Task prompt — I'd ask you to write out the lines below exactly, with no images.

Input data —
---

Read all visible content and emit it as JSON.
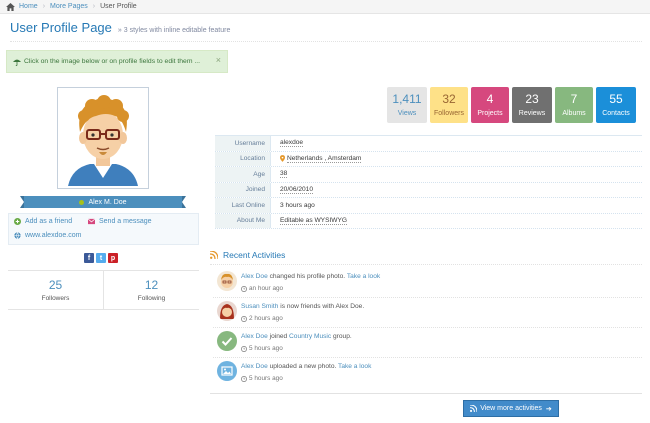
{
  "breadcrumb": {
    "home": "Home",
    "more_pages": "More Pages",
    "current": "User Profile"
  },
  "header": {
    "title": "User Profile Page",
    "subtitle": "3 styles with inline editable feature"
  },
  "alert": {
    "text": "Click on the image below or on profile fields to edit them ...",
    "close": "×"
  },
  "profile": {
    "name": "Alex M. Doe",
    "add_friend": "Add as a friend",
    "send_message": "Send a message",
    "website": "www.alexdoe.com",
    "social": {
      "facebook": "f",
      "twitter": "t",
      "pinterest": "p"
    },
    "followers": {
      "value": "25",
      "label": "Followers"
    },
    "following": {
      "value": "12",
      "label": "Following"
    }
  },
  "stats": [
    {
      "value": "1,411",
      "label": "Views",
      "bg": "#e5e5e5",
      "fg": "#4c8fbd"
    },
    {
      "value": "32",
      "label": "Followers",
      "bg": "#fee188",
      "fg": "#996633"
    },
    {
      "value": "4",
      "label": "Projects",
      "bg": "#d6487e",
      "fg": "#ffffff"
    },
    {
      "value": "23",
      "label": "Reviews",
      "bg": "#707070",
      "fg": "#ffffff"
    },
    {
      "value": "7",
      "label": "Albums",
      "bg": "#87b87f",
      "fg": "#ffffff"
    },
    {
      "value": "55",
      "label": "Contacts",
      "bg": "#1b8fd9",
      "fg": "#ffffff"
    }
  ],
  "info": {
    "username": {
      "label": "Username",
      "value": "alexdoe"
    },
    "location": {
      "label": "Location",
      "value": "Netherlands , Amsterdam"
    },
    "age": {
      "label": "Age",
      "value": "38"
    },
    "joined": {
      "label": "Joined",
      "value": "20/06/2010"
    },
    "last_online": {
      "label": "Last Online",
      "value": "3 hours ago"
    },
    "about": {
      "label": "About Me",
      "value": "Editable as WYSIWYG"
    }
  },
  "activities": {
    "title": "Recent Activities",
    "items": [
      {
        "user": "Alex Doe",
        "text": " changed his profile photo. ",
        "link": "Take a look",
        "time": "an hour ago"
      },
      {
        "user": "Susan Smith",
        "text": " is now friends with Alex Doe.",
        "link": "",
        "time": "2 hours ago"
      },
      {
        "user": "Alex Doe",
        "text": " joined ",
        "link": "Country Music",
        "after": " group.",
        "time": "5 hours ago"
      },
      {
        "user": "Alex Doe",
        "text": " uploaded a new photo. ",
        "link": "Take a look",
        "time": "5 hours ago"
      }
    ],
    "more": "View more activities"
  },
  "colors": {
    "accent": "#4c8fbd",
    "title": "#2679b5",
    "alert_bg": "#dff0d8",
    "ribbon": "#4c8fbd",
    "button": "#428bca"
  }
}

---

Completed task —
Read all visible content and emit it as JSON.
{
  "breadcrumb": {
    "home": "Home",
    "more_pages": "More Pages",
    "current": "User Profile"
  },
  "header": {
    "title": "User Profile Page",
    "subtitle": "3 styles with inline editable feature"
  },
  "alert": {
    "text": "Click on the image below or on profile fields to edit them ...",
    "close": "×"
  },
  "profile": {
    "name": "Alex M. Doe",
    "add_friend": "Add as a friend",
    "send_message": "Send a message",
    "website": "www.alexdoe.com",
    "social": {
      "facebook": "f",
      "twitter": "t",
      "pinterest": "p"
    },
    "followers": {
      "value": "25",
      "label": "Followers"
    },
    "following": {
      "value": "12",
      "label": "Following"
    }
  },
  "stats": [
    {
      "value": "1,411",
      "label": "Views",
      "bg": "#e5e5e5",
      "fg": "#4c8fbd"
    },
    {
      "value": "32",
      "label": "Followers",
      "bg": "#fee188",
      "fg": "#996633"
    },
    {
      "value": "4",
      "label": "Projects",
      "bg": "#d6487e",
      "fg": "#ffffff"
    },
    {
      "value": "23",
      "label": "Reviews",
      "bg": "#707070",
      "fg": "#ffffff"
    },
    {
      "value": "7",
      "label": "Albums",
      "bg": "#87b87f",
      "fg": "#ffffff"
    },
    {
      "value": "55",
      "label": "Contacts",
      "bg": "#1b8fd9",
      "fg": "#ffffff"
    }
  ],
  "info": {
    "username": {
      "label": "Username",
      "value": "alexdoe"
    },
    "location": {
      "label": "Location",
      "value": "Netherlands , Amsterdam"
    },
    "age": {
      "label": "Age",
      "value": "38"
    },
    "joined": {
      "label": "Joined",
      "value": "20/06/2010"
    },
    "last_online": {
      "label": "Last Online",
      "value": "3 hours ago"
    },
    "about": {
      "label": "About Me",
      "value": "Editable as WYSIWYG"
    }
  },
  "activities": {
    "title": "Recent Activities",
    "items": [
      {
        "user": "Alex Doe",
        "text": " changed his profile photo. ",
        "link": "Take a look",
        "time": "an hour ago"
      },
      {
        "user": "Susan Smith",
        "text": " is now friends with Alex Doe.",
        "link": "",
        "time": "2 hours ago"
      },
      {
        "user": "Alex Doe",
        "text": " joined ",
        "link": "Country Music",
        "after": " group.",
        "time": "5 hours ago"
      },
      {
        "user": "Alex Doe",
        "text": " uploaded a new photo. ",
        "link": "Take a look",
        "time": "5 hours ago"
      }
    ],
    "more": "View more activities"
  },
  "colors": {
    "accent": "#4c8fbd",
    "title": "#2679b5",
    "alert_bg": "#dff0d8",
    "ribbon": "#4c8fbd",
    "button": "#428bca"
  }
}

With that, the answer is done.